The official name for the country of Laos is the Lao People’s Democratic Republic. In the Lao language, the country’s name is “Meuang Lao”. The French ruled Laos as part of French Indochina, having united three separate Lao kingdoms. As there was a plural of “Lao” entities united into one, the French added the “S” and so today we tend to use “Laos” instead of “Lao”.
100. Suffix with brew : -SKI
“Brewski” and “cold one” are slang terms for “beer”.
102. Underbrush clearer : MACHETE
A machete is a large knife, one usually 13-18 inches long. The term “machete” is the diminutive of “macho” meaning “male, strong”.
105. W.W. II shipping worries : U-BOATS
“U-boat” stands for the German “Unterseeboot” (undersea boat). Notably, a U-boat sank the RMS Lusitania in 1915, an event that helped propel the US into WWI.
106. Oman’s leader, e.g. : SULTAN
Oman lies on the southeast coast of the Arabian Peninsula and is neighbored by the OAE, Saudi Arabia and Yemen. Oman is a monarchy, and the official name of the state is the Sultanate of Oman. All of the country’s legislative, executive and judiciary power resides with the hereditary sultan.
107. Antarctic penguin : ADELIE
The Adélie penguin is found along the Antarctic coast, and are named after the Antarctic territory called Adélie Land that is claimed by France. Adélie Land was discovered by French explorer Jules Dumont D’Urville in 1840, and he named the territory after his wife Adéle.
109. Officially prohibit : ENJOIN
In legal terms, “to enjoin” means “to prohibit”, to issue an injunction prohibiting a specific act.
112. It goes up to about 1700 : AM DIAL
In telecommunications, a radio signal is transmitted using a sinusoidal carrier wave. Information is transmitted using this carrier wave in two main ways, by varying (modulating) the instantaneous amplitude (signal strength) of the carrier wave, and by modulating the instantaneous frequency of the carrier wave. The former is referred to as an AM signal (for “amplitude modulation”), and the latter as an FM signal (for “frequency modulation”).
115. Aquarium fish : TETRA
The neon tetra is a freshwater fish that is native to parts of South America. The tetra is a very popular aquarium fish and millions are imported into the US every year. Almost all of the imported tetras are farm-raised in Asia and very few come from their native continent.
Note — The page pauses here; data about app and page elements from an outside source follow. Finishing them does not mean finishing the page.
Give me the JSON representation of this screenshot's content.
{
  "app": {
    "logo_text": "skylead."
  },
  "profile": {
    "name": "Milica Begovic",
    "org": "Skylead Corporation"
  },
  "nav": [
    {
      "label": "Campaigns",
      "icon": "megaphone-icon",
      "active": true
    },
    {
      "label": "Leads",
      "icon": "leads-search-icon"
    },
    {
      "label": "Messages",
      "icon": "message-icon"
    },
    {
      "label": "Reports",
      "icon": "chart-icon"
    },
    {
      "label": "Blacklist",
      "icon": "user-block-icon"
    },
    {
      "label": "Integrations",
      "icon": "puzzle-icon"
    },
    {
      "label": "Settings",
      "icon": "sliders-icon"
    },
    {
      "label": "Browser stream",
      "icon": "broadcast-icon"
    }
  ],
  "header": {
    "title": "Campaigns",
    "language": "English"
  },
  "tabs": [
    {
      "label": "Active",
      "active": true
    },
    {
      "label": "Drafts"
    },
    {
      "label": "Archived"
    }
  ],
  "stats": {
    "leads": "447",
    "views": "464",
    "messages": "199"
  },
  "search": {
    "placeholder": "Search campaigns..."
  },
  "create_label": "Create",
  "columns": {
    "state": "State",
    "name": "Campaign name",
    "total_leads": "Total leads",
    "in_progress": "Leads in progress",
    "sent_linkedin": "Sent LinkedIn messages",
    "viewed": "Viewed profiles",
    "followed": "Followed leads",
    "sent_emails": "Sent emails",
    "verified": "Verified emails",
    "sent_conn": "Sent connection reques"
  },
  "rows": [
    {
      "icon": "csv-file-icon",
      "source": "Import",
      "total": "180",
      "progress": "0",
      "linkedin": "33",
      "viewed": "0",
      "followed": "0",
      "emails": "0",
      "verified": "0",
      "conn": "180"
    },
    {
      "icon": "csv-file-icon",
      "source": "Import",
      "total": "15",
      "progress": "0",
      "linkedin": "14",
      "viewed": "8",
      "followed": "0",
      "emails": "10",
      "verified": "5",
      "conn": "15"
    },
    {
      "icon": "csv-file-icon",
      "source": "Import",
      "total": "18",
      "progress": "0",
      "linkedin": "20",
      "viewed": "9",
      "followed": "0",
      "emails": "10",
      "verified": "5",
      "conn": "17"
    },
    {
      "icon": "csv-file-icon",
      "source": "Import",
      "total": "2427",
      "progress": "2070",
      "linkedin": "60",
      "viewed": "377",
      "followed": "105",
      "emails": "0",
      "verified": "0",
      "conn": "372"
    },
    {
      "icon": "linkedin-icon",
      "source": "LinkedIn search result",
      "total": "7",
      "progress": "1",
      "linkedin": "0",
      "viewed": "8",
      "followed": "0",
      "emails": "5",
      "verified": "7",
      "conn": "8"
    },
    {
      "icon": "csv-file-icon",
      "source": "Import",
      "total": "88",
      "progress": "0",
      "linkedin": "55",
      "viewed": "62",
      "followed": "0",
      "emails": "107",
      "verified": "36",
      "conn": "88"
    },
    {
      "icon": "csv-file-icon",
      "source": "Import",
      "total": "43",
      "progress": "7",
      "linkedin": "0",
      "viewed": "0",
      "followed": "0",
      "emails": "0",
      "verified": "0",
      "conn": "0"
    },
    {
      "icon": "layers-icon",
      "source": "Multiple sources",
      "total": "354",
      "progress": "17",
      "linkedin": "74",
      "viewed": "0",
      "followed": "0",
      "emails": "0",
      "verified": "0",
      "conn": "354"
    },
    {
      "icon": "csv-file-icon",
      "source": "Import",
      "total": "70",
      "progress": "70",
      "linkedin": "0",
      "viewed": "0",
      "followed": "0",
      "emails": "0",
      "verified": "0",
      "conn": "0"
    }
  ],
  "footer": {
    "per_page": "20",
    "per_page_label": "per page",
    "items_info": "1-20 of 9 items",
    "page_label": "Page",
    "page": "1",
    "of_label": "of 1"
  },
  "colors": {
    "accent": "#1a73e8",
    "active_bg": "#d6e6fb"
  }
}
118. Holy Roman emperor called “the Great” : OTTO I
Charlemagne was the first king to use the title “Holy Roman Emperor”, even though the Holy Roman Empire was not actually founded until over a century later when Otto I was crowned Emperor. Otto was the first of an unbroken line of Holy Roman Emperors who ruled Central Europe until 1806.
119. Country rocker Steve : EARLE
Steve Earle is an American songwriter and performer, with a reputation as a man who has lived a hard life. Earle’s brushes with the law and drug addiction problems have earned him the nickname “the hardcore troubadour”.
125. One of the Ivies : PENN
The University of Pennsylvania (Penn or UPenn) was founded in 1740 by by Benjamin Franklin. Penn was the first school in the country to offer both graduate and undergraduate courses. Penn’s sports teams are known as the Quakers, or sometimes the Red & Blue.
The term “Ivy League” originally defined an athletic conference, but now it is used to describe a group of schools of higher education that are associated with both a long tradition and academic excellence. The eight Ivy League Schools are: Brown, Columbia, Cornell, Dartmouth, Harvard, Princeton, the University of Pennsylvania, and Yale.
127. Let stand, editorially : STET
“Stet” is a Latin word meaning “let it stand”. In editorial work, the typesetter is instructed to disregard any change previously marked by writing the word “stet” and then underscoring that change with a line of dots or dashes.
130. U.N. observer since ’74 : PLO
The Palestine Liberation Organization (PLO) was founded in 1964. The PLO’s early stated goal was the liberation of Palestine, with Palestine defined as the geographic entity that existed under the terms of the British Mandate granted by the League of Nations back in 1923. The PLO was granted observer status (i.e. no voting rights) at the United Nations in 1974.